# EXERCISE
Write each entry out again exactly as it was given.

▬▬▬▬▬▬▬▬▬▬

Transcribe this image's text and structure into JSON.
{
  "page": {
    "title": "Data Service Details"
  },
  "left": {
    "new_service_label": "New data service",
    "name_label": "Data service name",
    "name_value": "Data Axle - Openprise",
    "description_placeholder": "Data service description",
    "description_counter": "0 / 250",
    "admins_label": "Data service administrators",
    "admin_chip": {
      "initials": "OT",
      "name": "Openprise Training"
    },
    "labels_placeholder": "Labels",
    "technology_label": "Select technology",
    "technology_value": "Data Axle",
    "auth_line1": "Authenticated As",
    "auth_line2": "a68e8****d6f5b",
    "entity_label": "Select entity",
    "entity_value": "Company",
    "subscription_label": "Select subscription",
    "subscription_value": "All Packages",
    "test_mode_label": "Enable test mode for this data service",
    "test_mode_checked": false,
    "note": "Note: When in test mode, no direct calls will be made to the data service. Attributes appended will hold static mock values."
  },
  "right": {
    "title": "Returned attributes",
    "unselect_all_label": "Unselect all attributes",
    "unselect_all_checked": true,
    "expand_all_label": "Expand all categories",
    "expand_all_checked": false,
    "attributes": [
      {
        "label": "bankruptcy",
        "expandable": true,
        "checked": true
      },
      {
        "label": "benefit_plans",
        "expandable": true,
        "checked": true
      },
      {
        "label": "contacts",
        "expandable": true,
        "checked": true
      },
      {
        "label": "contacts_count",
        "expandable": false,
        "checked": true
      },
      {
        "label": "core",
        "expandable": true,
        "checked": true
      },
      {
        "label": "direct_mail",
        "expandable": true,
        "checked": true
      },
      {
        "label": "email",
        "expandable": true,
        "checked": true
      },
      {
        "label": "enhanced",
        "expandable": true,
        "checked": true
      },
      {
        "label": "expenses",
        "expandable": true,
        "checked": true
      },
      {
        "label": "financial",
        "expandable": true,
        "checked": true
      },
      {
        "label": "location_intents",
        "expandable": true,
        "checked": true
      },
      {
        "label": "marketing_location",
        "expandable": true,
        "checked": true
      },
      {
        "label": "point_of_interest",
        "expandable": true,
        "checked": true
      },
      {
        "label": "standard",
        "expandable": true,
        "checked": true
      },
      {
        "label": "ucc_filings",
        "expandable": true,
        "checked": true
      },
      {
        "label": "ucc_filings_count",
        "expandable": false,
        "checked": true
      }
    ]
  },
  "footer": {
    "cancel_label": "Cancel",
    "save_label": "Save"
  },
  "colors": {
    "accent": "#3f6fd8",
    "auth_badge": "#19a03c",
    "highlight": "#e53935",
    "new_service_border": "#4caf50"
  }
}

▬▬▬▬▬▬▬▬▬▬

# COMPLETED EXERCISE
Transcribe this image's text and structure into JSON.
{
  "page": {
    "title": "Data Service Details"
  },
  "left": {
    "new_service_label": "New data service",
    "name_label": "Data service name",
    "name_value": "Data Axle - Openprise",
    "description_placeholder": "Data service description",
    "description_counter": "0 / 250",
    "admins_label": "Data service administrators",
    "admin_chip": {
      "initials": "OT",
      "name": "Openprise Training"
    },
    "labels_placeholder": "Labels",
    "technology_label": "Select technology",
    "technology_value": "Data Axle",
    "auth_line1": "Authenticated As",
    "auth_line2": "a68e8****d6f5b",
    "entity_label": "Select entity",
    "entity_value": "Company",
    "subscription_label": "Select subscription",
    "subscription_value": "All Packages",
    "test_mode_label": "Enable test mode for this data service",
    "test_mode_checked": false,
    "note": "Note: When in test mode, no direct calls will be made to the data service. Attributes appended will hold static mock values."
  },
  "right": {
    "title": "Returned attributes",
    "unselect_all_label": "Unselect all attributes",
    "unselect_all_checked": true,
    "expand_all_label": "Expand all categories",
    "expand_all_checked": false,
    "attributes": [
      {
        "label": "bankruptcy",
        "expandable": true,
        "checked": true
      },
      {
        "label": "benefit_plans",
        "expandable": true,
        "checked": true
      },
      {
        "label": "contacts",
        "expandable": true,
        "checked": true
      },
      {
        "label": "contacts_count",
        "expandable": false,
        "checked": true
      },
      {
        "label": "core",
        "expandable": true,
        "checked": true
      },
      {
        "label": "direct_mail",
        "expandable": true,
        "checked": true
      },
      {
        "label": "email",
        "expandable": true,
        "checked": true
      },
      {
        "label": "enhanced",
        "expandable": true,
        "checked": true
      },
      {
        "label": "expenses",
        "expandable": true,
        "checked": true
      },
      {
        "label": "financial",
        "expandable": true,
        "checked": true
      },
      {
        "label": "location_intents",
        "expandable": true,
        "checked": true
      },
      {
        "label": "marketing_location",
        "expandable": true,
        "checked": true
      },
      {
        "label": "point_of_interest",
        "expandable": true,
        "checked": true
      },
      {
        "label": "standard",
        "expandable": true,
        "checked": true
      },
      {
        "label": "ucc_filings",
        "expandable": true,
        "checked": true
      },
      {
        "label": "ucc_filings_count",
        "expandable": false,
        "checked": true
      }
    ]
  },
  "footer": {
    "cancel_label": "Cancel",
    "save_label": "Save"
  },
  "colors": {
    "accent": "#3f6fd8",
    "auth_badge": "#19a03c",
    "highlight": "#e53935",
    "new_service_border": "#4caf50"
  }
}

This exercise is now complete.